Within the Active City, projects would be based on new urbanism principles, but with the focus being on facilitating active transportation. The bicycle urban districts (BUDs) would include indoor parking facilities specifically designed for active transportation vehicles and the car would be secondary or regulated to separate public parking garages. Street side parking would be solely for active transportation vehicles or shared-use options and would be blended in with tasteful architectural, artistic, and landscape features.
Residential projects would also be designed to incorporate active movement with indoor/outdoor bike parking; indoor/outdoor fitness and recreation; shared-use access; greater visibility and emphasis on staircases and ramps; and whenever possible direct linkages to public parks, local markets or green grocers, and neighborhood schools and athletic fields. When direct linkages to these elements are not practical or possible, pocket parks, community gardens, swimming pools, and other active recreation opportunities must be designed into the project.
One of the best existing representations of an Active Movement Corridor is the Cultural Trail in Indianapolis, Indiana (link to map). This amazing aesthetic and active transportation feature links many parts of the midtown and downtown areas by incorporating alleys, underutilized streets, and in certain instances sidewalks to shepherd city residents and commuters via a safe, non-motorized system. It is enhanced by connecting cultural sights throughout the city and by landscape and trailscape features A second example is development in Detroit, Michigan as a Midtown Loop Greenway.

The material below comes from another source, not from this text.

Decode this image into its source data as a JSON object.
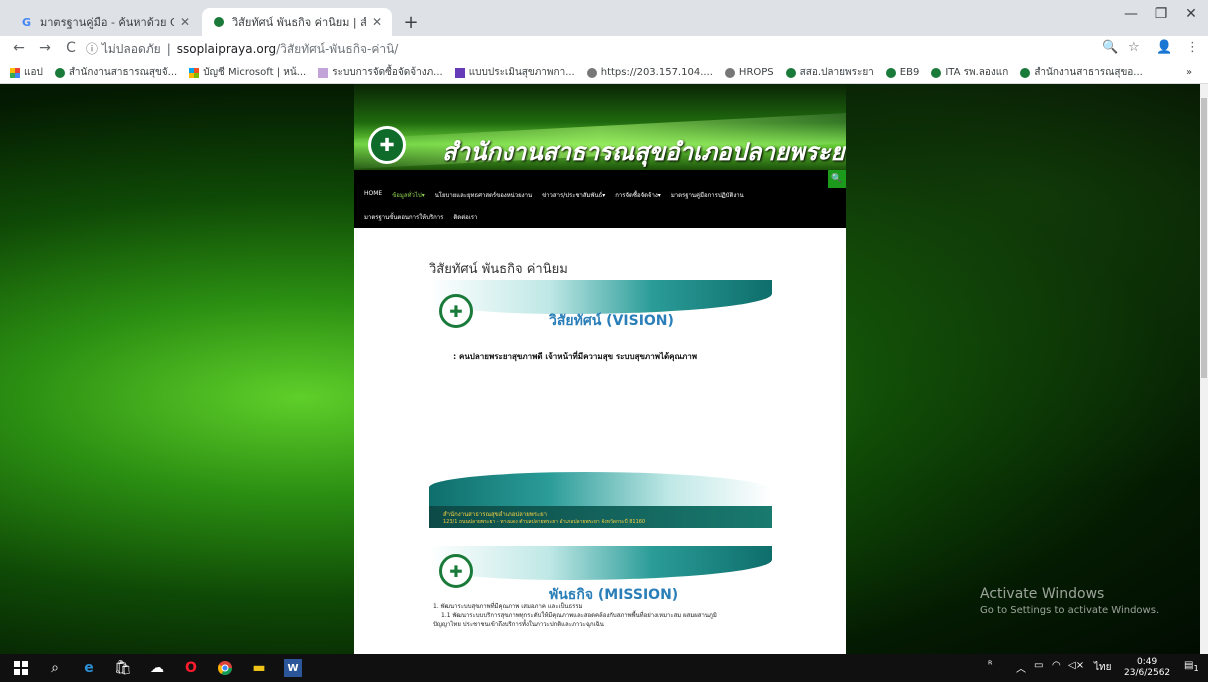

I believe the car-oriented suburb, as we have come to know it is a dying symbol of the 20th century. As we move further into the second decade of the 21st century, it is my sincere hope that both Active City principles and bicycle urban districts (BUDs) will become “budding” elements of sustainable and progressive urban planning. These systems will allow for safe, effective, and efficient commuting for those who prefer a fit, healthy, and active lifestyle. They can also serve as a conduit to revitalization of the city core and its midtown regions, while also providing increased opportunities for passive/active exercise and personal mobility. Furthermore, any opportunity that urban planners have to address and potentially reduce the twin pandemics of obesity and diabetes should be incorporated into new development projects and be weighted strongly as a positive amenity or attribute.